The real horror lies in the film's tagline: "Can a full-grown woman truly love a midget?" In a pre-Munchkin Hollywood, turns out nobody could. The "one of us" sequence—in which chanting freaks offer a symbolic chalice to a "normal" woman—is mistakenly remembered as a cultish act of assimilation, with a beautiful woman dragged into a world of terrors. In fact, the freaks are welcoming her with open arms and a âloving cup,â only to have their generosity thrown in their faces.

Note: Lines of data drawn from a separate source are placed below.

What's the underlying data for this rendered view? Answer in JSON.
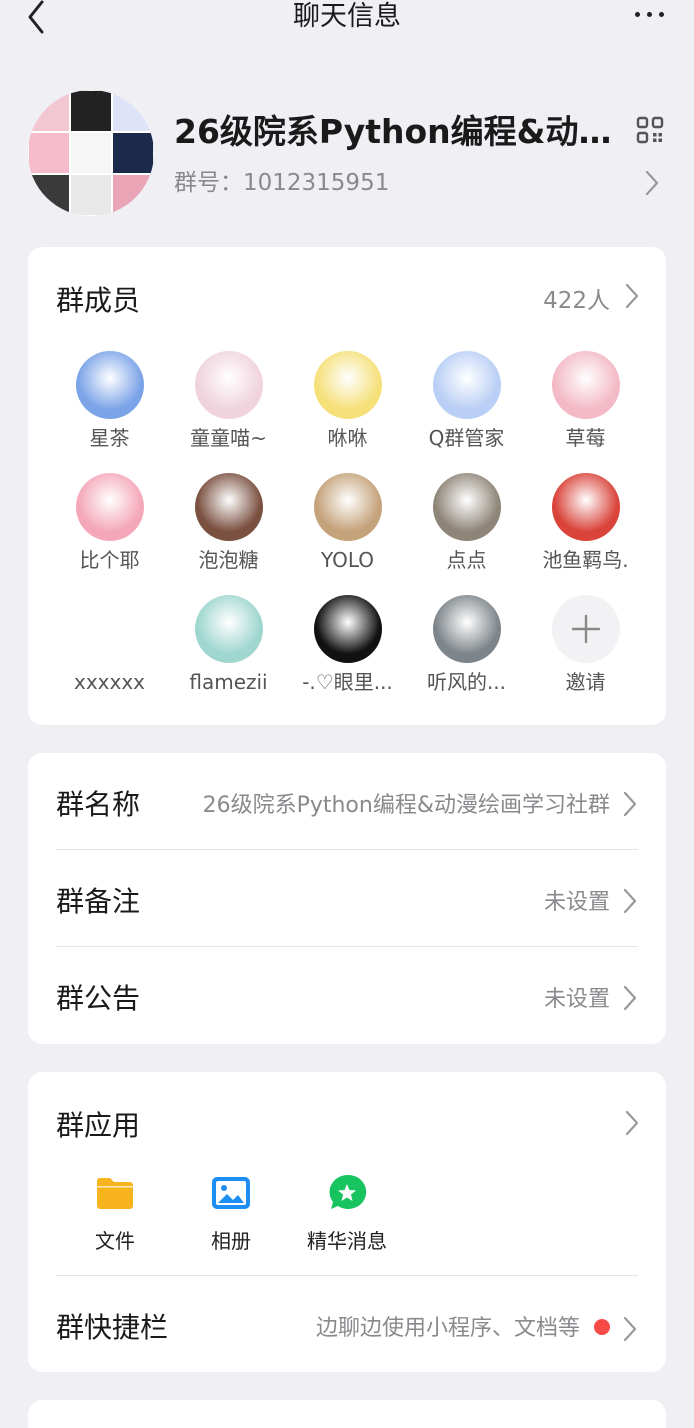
{
  "nav": {
    "title": "聊天信息"
  },
  "group": {
    "name": "26级院系Python编程&动漫...",
    "id_text": "群号：1012315951"
  },
  "members": {
    "title": "群成员",
    "count": "422人",
    "list": [
      {
        "name": "星茶",
        "color": "#7ba3e8"
      },
      {
        "name": "童童喵~",
        "color": "#f0d3dc"
      },
      {
        "name": "咻咻",
        "color": "#f5e07a"
      },
      {
        "name": "Q群管家",
        "color": "#b9cff5"
      },
      {
        "name": "草莓",
        "color": "#f3b9c6"
      },
      {
        "name": "比个耶",
        "color": "#f4a7b9"
      },
      {
        "name": "泡泡糖",
        "color": "#7a5040"
      },
      {
        "name": "YOLO",
        "color": "#c4a27a"
      },
      {
        "name": "点点",
        "color": "#8e8578"
      },
      {
        "name": "池鱼羁鸟.",
        "color": "#d9433a"
      },
      {
        "name": "xxxxxx",
        "color": "#ffffff"
      },
      {
        "name": "flamezii",
        "color": "#9fd6cf"
      },
      {
        "name": "-.♡眼里...",
        "color": "#111111"
      },
      {
        "name": "听风的...",
        "color": "#7e858a"
      }
    ],
    "invite_label": "邀请"
  },
  "info": {
    "name_label": "群名称",
    "name_value": "26级院系Python编程&动漫绘画学习社群",
    "remark_label": "群备注",
    "remark_value": "未设置",
    "notice_label": "群公告",
    "notice_value": "未设置"
  },
  "apps": {
    "title": "群应用",
    "items": [
      {
        "label": "文件",
        "icon": "folder-icon"
      },
      {
        "label": "相册",
        "icon": "photo-album-icon"
      },
      {
        "label": "精华消息",
        "icon": "star-message-icon"
      }
    ],
    "quick_label": "群快捷栏",
    "quick_value": "边聊边使用小程序、文档等"
  }
}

Viewers came to leer at monsters, not be confronted with their own prejudices. It'd be like tuning into Honey Boo Boo and finding an eloquent Mama June quoting Hammurabi. We love our freaks, but we're terrified of them suddenly becoming human.

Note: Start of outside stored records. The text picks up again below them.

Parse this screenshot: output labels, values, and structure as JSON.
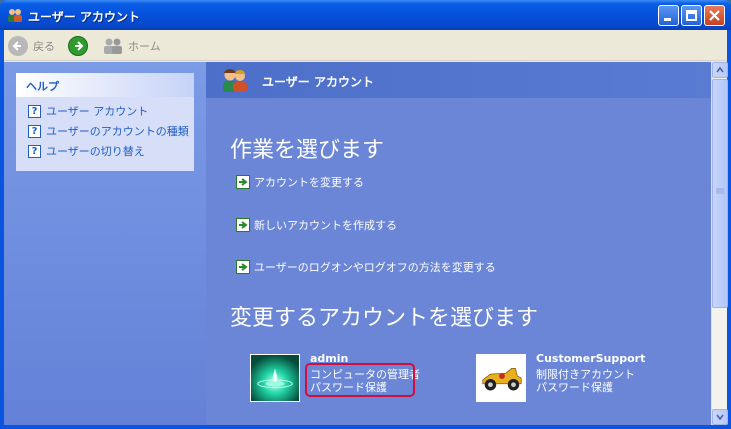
{
  "window": {
    "title": "ユーザー アカウント",
    "controls": {
      "minimize": "minimize",
      "maximize": "maximize",
      "close": "close"
    }
  },
  "toolbar": {
    "back_label": "戻る",
    "home_label": "ホーム"
  },
  "help": {
    "heading": "ヘルプ",
    "items": [
      {
        "label": "ユーザー アカウント",
        "icon": "help-question-icon"
      },
      {
        "label": "ユーザーのアカウントの種類",
        "icon": "help-question-icon"
      },
      {
        "label": "ユーザーの切り替え",
        "icon": "help-question-icon"
      }
    ]
  },
  "main": {
    "header": "ユーザー アカウント",
    "task_heading": "作業を選びます",
    "tasks": [
      {
        "label": "アカウントを変更する",
        "icon": "green-arrow-icon"
      },
      {
        "label": "新しいアカウントを作成する",
        "icon": "green-arrow-icon"
      },
      {
        "label": "ユーザーのログオンやログオフの方法を変更する",
        "icon": "green-arrow-icon"
      }
    ],
    "account_heading": "変更するアカウントを選びます",
    "accounts": [
      {
        "name": "admin",
        "type": "コンピュータの管理者",
        "status": "パスワード保護",
        "picture": "water-drop-picture",
        "highlighted": true
      },
      {
        "name": "CustomerSupport",
        "type": "制限付きアカウント",
        "status": "パスワード保護",
        "picture": "race-car-picture",
        "highlighted": false
      }
    ]
  },
  "colors": {
    "titlebar": "#0550dc",
    "content_bg": "#6b86d6",
    "highlight_border": "#d0103a",
    "link_blue": "#215dc6"
  }
}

- Timed wonderfully for Hump Day, Cinekink returns with an 11-year retrospective of sex-positive filmmaking, plus a new series of shorts featuring things that are actually pretty long. Clinton Street Theater. 7 and 9 pm Wednesday, Aug. 6.
- Top Down presents 1953âs The 5,000 Fingers of Dr. T, Dr. Seussâ terrifyingly surreal tale of child slavery and the horrors of piano lessons. Hotel deLuxe. 8 pm Thursday, Aug. 7.

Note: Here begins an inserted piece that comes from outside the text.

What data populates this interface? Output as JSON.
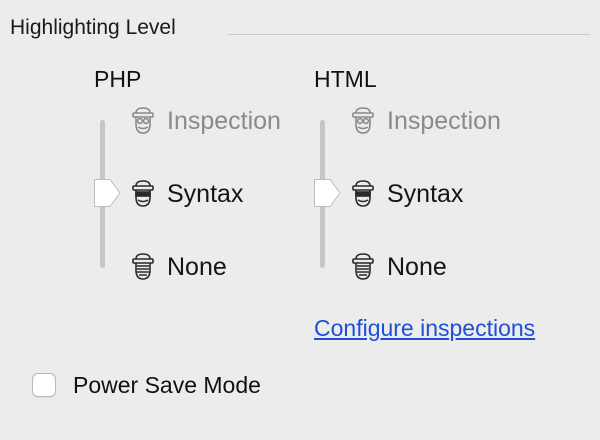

- In 1969, documentarians Albert and David Maysles visited the Altamont Free Concert for peace, love and the Rolling Stones. Instead, they captured a concertgoerâs murder, and with it, the death of the â60s. Gimme Shelter remains a riveting portrait of the demise of a dream. Hollywood Theatre. 7 pm Friday-Saturday, Aug. 8-9.
- Don Bluthâs An American Tail tells a classic American immigrant tale through the eyes of an adorable Russian-Jewish mouse. But would it have killed him to get Neil Diamond to provide the soundtrack? Because Fievel singing the Jewish Elvisâ âAmericaâ seems like a solid choice. Academy Theater. Aug. 8-14.
- How do you win the heart of the woman you love? Stalk her into submission. Thanks for the restraining order, Say Anythingâ¦. Laurelhurst Theater. Aug. 8-14.
- Perhaps Wes Andersonâs most polarizing film, The Life Aquatic With Steve Zissou might be fluff, but Bill Murray as a faux Jacques Cousteau is enough to keep it (sorry) afloat. Fridayâs screening is paired with the Cousteau doc Voyage to the Edge of the World at 6:30 pm. NW Film Centerâs Whitsell Auditorium. 8:30 pm Friday, 5 pm Saturday, Aug. 8-9.
- The less you know about 1992âs surreal Arizona Dream, the better. Lest you doubt its commitment to weirdness, know that it stars Johnny Depp, Jerry Lewis, Faye Dunaway and a fish. Clinton Street Theater. 7 pm Saturday-Sunday, Aug. 9-10.
- Before Boyhood, Richard Linklater spent 20 years chronicling a relationship with the Before Sunrise series, beautifully following a romance from star-crossed to stagnant. 2004âs Before Sunset might be the best, though 2024âs Before Apocalypse sounds promising. 5th Avenue Cinema. Aug. 8-10.
- One old-school circus act missing from Freaks is a giant. The Princess Bride, on the other hand, includes historyâs best giant, in the form of Andre. Pioneer Courthouse Square. Dusk Friday, Aug. 8.
- Mary and Max is a bizarre and touching clay-animated feature that uses its strange aesthetic and the power of words to dissect depression, loneliness and mental disability. Whitsell Auditorium. 7 pm Sunday, Aug. 10.
- Kung Fu Theatre brings back Invincible Armor, a film that proves even an indestructible warrior is vulnerable if you thwap him in the junk. Hollywood Theatre. 7:30 pm Tuesday, Aug. 12.